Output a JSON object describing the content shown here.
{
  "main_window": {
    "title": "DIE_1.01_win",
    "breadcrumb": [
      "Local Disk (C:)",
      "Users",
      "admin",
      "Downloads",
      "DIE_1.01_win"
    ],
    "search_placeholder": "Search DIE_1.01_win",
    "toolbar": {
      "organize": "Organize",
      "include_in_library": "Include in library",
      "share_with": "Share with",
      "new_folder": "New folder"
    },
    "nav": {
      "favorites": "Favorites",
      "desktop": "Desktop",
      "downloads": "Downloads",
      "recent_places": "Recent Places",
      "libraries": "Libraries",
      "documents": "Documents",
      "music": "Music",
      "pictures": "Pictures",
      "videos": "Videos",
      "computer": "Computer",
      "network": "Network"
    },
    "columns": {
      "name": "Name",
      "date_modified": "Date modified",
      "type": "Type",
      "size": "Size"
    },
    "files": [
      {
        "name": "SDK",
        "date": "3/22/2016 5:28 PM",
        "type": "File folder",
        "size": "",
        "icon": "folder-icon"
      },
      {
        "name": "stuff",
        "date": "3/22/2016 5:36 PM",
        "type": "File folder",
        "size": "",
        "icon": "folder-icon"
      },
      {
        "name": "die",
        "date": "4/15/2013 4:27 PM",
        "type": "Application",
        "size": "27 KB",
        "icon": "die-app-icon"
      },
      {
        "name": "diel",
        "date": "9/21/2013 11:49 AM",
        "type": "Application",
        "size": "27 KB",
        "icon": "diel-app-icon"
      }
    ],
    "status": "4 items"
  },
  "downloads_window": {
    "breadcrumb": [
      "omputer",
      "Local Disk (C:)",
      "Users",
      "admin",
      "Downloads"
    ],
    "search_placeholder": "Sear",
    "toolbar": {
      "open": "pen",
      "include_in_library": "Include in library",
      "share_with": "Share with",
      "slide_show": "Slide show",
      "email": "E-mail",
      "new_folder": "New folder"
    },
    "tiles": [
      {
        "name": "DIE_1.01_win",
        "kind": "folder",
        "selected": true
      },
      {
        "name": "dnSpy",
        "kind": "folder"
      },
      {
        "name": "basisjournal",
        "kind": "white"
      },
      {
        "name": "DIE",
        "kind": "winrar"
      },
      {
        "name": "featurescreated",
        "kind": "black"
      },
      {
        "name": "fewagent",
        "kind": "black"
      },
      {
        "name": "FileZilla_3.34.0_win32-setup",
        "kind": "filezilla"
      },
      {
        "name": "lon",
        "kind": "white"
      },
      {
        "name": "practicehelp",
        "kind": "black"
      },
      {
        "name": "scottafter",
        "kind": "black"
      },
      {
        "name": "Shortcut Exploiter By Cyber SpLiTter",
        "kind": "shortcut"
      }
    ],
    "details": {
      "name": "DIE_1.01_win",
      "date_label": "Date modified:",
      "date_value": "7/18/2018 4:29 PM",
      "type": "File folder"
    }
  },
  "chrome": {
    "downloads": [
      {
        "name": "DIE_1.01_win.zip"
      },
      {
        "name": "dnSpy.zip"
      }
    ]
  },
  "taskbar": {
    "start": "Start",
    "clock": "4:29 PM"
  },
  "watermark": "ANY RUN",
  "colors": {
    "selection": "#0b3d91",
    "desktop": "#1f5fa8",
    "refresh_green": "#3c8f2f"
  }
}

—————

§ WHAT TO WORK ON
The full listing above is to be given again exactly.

§ EXERCISE RESULT
Output a JSON object describing the content shown here.
{
  "main_window": {
    "title": "DIE_1.01_win",
    "breadcrumb": [
      "Local Disk (C:)",
      "Users",
      "admin",
      "Downloads",
      "DIE_1.01_win"
    ],
    "search_placeholder": "Search DIE_1.01_win",
    "toolbar": {
      "organize": "Organize",
      "include_in_library": "Include in library",
      "share_with": "Share with",
      "new_folder": "New folder"
    },
    "nav": {
      "favorites": "Favorites",
      "desktop": "Desktop",
      "downloads": "Downloads",
      "recent_places": "Recent Places",
      "libraries": "Libraries",
      "documents": "Documents",
      "music": "Music",
      "pictures": "Pictures",
      "videos": "Videos",
      "computer": "Computer",
      "network": "Network"
    },
    "columns": {
      "name": "Name",
      "date_modified": "Date modified",
      "type": "Type",
      "size": "Size"
    },
    "files": [
      {
        "name": "SDK",
        "date": "3/22/2016 5:28 PM",
        "type": "File folder",
        "size": "",
        "icon": "folder-icon"
      },
      {
        "name": "stuff",
        "date": "3/22/2016 5:36 PM",
        "type": "File folder",
        "size": "",
        "icon": "folder-icon"
      },
      {
        "name": "die",
        "date": "4/15/2013 4:27 PM",
        "type": "Application",
        "size": "27 KB",
        "icon": "die-app-icon"
      },
      {
        "name": "diel",
        "date": "9/21/2013 11:49 AM",
        "type": "Application",
        "size": "27 KB",
        "icon": "diel-app-icon"
      }
    ],
    "status": "4 items"
  },
  "downloads_window": {
    "breadcrumb": [
      "omputer",
      "Local Disk (C:)",
      "Users",
      "admin",
      "Downloads"
    ],
    "search_placeholder": "Sear",
    "toolbar": {
      "open": "pen",
      "include_in_library": "Include in library",
      "share_with": "Share with",
      "slide_show": "Slide show",
      "email": "E-mail",
      "new_folder": "New folder"
    },
    "tiles": [
      {
        "name": "DIE_1.01_win",
        "kind": "folder",
        "selected": true
      },
      {
        "name": "dnSpy",
        "kind": "folder"
      },
      {
        "name": "basisjournal",
        "kind": "white"
      },
      {
        "name": "DIE",
        "kind": "winrar"
      },
      {
        "name": "featurescreated",
        "kind": "black"
      },
      {
        "name": "fewagent",
        "kind": "black"
      },
      {
        "name": "FileZilla_3.34.0_win32-setup",
        "kind": "filezilla"
      },
      {
        "name": "lon",
        "kind": "white"
      },
      {
        "name": "practicehelp",
        "kind": "black"
      },
      {
        "name": "scottafter",
        "kind": "black"
      },
      {
        "name": "Shortcut Exploiter By Cyber SpLiTter",
        "kind": "shortcut"
      }
    ],
    "details": {
      "name": "DIE_1.01_win",
      "date_label": "Date modified:",
      "date_value": "7/18/2018 4:29 PM",
      "type": "File folder"
    }
  },
  "chrome": {
    "downloads": [
      {
        "name": "DIE_1.01_win.zip"
      },
      {
        "name": "dnSpy.zip"
      }
    ]
  },
  "taskbar": {
    "start": "Start",
    "clock": "4:29 PM"
  },
  "watermark": "ANY RUN",
  "colors": {
    "selection": "#0b3d91",
    "desktop": "#1f5fa8",
    "refresh_green": "#3c8f2f"
  }
}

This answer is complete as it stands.